_What is being asked_. Each record below needs to be written out exactly as it reads.
-------- Working data --------
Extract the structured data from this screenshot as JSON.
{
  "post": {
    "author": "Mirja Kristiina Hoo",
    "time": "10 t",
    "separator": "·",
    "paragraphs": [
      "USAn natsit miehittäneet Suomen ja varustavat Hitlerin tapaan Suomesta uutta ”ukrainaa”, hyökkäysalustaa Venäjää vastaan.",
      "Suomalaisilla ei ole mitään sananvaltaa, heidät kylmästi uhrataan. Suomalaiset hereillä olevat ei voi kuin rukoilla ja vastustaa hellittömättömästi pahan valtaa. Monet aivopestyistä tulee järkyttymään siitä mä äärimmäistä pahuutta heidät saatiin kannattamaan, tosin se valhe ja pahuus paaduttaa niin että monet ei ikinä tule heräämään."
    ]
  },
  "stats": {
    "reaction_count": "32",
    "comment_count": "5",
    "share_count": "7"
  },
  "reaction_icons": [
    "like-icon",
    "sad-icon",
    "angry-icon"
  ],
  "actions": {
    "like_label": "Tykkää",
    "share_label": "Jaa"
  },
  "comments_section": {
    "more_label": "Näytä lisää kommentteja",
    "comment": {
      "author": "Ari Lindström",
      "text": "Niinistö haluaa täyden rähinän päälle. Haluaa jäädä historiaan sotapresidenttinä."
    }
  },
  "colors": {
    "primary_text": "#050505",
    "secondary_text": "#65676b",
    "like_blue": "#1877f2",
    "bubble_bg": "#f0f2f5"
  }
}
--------
_Answer box_.
Extract the structured data from this screenshot as JSON.
{
  "post": {
    "author": "Mirja Kristiina Hoo",
    "time": "10 t",
    "separator": "·",
    "paragraphs": [
      "USAn natsit miehittäneet Suomen ja varustavat Hitlerin tapaan Suomesta uutta ”ukrainaa”, hyökkäysalustaa Venäjää vastaan.",
      "Suomalaisilla ei ole mitään sananvaltaa, heidät kylmästi uhrataan. Suomalaiset hereillä olevat ei voi kuin rukoilla ja vastustaa hellittömättömästi pahan valtaa. Monet aivopestyistä tulee järkyttymään siitä mä äärimmäistä pahuutta heidät saatiin kannattamaan, tosin se valhe ja pahuus paaduttaa niin että monet ei ikinä tule heräämään."
    ]
  },
  "stats": {
    "reaction_count": "32",
    "comment_count": "5",
    "share_count": "7"
  },
  "reaction_icons": [
    "like-icon",
    "sad-icon",
    "angry-icon"
  ],
  "actions": {
    "like_label": "Tykkää",
    "share_label": "Jaa"
  },
  "comments_section": {
    "more_label": "Näytä lisää kommentteja",
    "comment": {
      "author": "Ari Lindström",
      "text": "Niinistö haluaa täyden rähinän päälle. Haluaa jäädä historiaan sotapresidenttinä."
    }
  },
  "colors": {
    "primary_text": "#050505",
    "secondary_text": "#65676b",
    "like_blue": "#1877f2",
    "bubble_bg": "#f0f2f5"
  }
}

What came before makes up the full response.